## Task to complete:
Would you return every entry, exactly as it is written?

___ Dataset excerpts ___

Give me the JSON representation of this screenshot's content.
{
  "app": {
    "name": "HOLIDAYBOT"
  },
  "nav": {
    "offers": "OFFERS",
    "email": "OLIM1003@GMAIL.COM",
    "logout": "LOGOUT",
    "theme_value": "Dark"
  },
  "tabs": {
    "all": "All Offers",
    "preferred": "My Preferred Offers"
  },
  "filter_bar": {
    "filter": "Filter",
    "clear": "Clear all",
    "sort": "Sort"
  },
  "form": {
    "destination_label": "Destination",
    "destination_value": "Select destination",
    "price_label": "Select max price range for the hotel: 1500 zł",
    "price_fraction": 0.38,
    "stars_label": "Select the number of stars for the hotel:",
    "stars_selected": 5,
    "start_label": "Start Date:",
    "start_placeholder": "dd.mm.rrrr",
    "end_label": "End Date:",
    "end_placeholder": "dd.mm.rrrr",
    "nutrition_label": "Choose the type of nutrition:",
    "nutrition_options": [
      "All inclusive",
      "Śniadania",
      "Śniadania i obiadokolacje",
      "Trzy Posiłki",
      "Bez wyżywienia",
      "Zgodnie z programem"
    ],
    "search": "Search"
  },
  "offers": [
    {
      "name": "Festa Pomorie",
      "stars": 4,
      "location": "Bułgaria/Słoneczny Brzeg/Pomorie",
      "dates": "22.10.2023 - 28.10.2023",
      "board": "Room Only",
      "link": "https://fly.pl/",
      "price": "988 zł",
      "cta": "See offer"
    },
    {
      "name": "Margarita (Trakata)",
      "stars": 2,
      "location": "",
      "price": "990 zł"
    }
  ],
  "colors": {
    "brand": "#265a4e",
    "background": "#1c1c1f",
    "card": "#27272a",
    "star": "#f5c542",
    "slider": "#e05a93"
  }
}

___

## Answer:
Give me the JSON representation of this screenshot's content.
{
  "app": {
    "name": "HOLIDAYBOT"
  },
  "nav": {
    "offers": "OFFERS",
    "email": "OLIM1003@GMAIL.COM",
    "logout": "LOGOUT",
    "theme_value": "Dark"
  },
  "tabs": {
    "all": "All Offers",
    "preferred": "My Preferred Offers"
  },
  "filter_bar": {
    "filter": "Filter",
    "clear": "Clear all",
    "sort": "Sort"
  },
  "form": {
    "destination_label": "Destination",
    "destination_value": "Select destination",
    "price_label": "Select max price range for the hotel: 1500 zł",
    "price_fraction": 0.38,
    "stars_label": "Select the number of stars for the hotel:",
    "stars_selected": 5,
    "start_label": "Start Date:",
    "start_placeholder": "dd.mm.rrrr",
    "end_label": "End Date:",
    "end_placeholder": "dd.mm.rrrr",
    "nutrition_label": "Choose the type of nutrition:",
    "nutrition_options": [
      "All inclusive",
      "Śniadania",
      "Śniadania i obiadokolacje",
      "Trzy Posiłki",
      "Bez wyżywienia",
      "Zgodnie z programem"
    ],
    "search": "Search"
  },
  "offers": [
    {
      "name": "Festa Pomorie",
      "stars": 4,
      "location": "Bułgaria/Słoneczny Brzeg/Pomorie",
      "dates": "22.10.2023 - 28.10.2023",
      "board": "Room Only",
      "link": "https://fly.pl/",
      "price": "988 zł",
      "cta": "See offer"
    },
    {
      "name": "Margarita (Trakata)",
      "stars": 2,
      "location": "",
      "price": "990 zł"
    }
  ],
  "colors": {
    "brand": "#265a4e",
    "background": "#1c1c1f",
    "card": "#27272a",
    "star": "#f5c542",
    "slider": "#e05a93"
  }
}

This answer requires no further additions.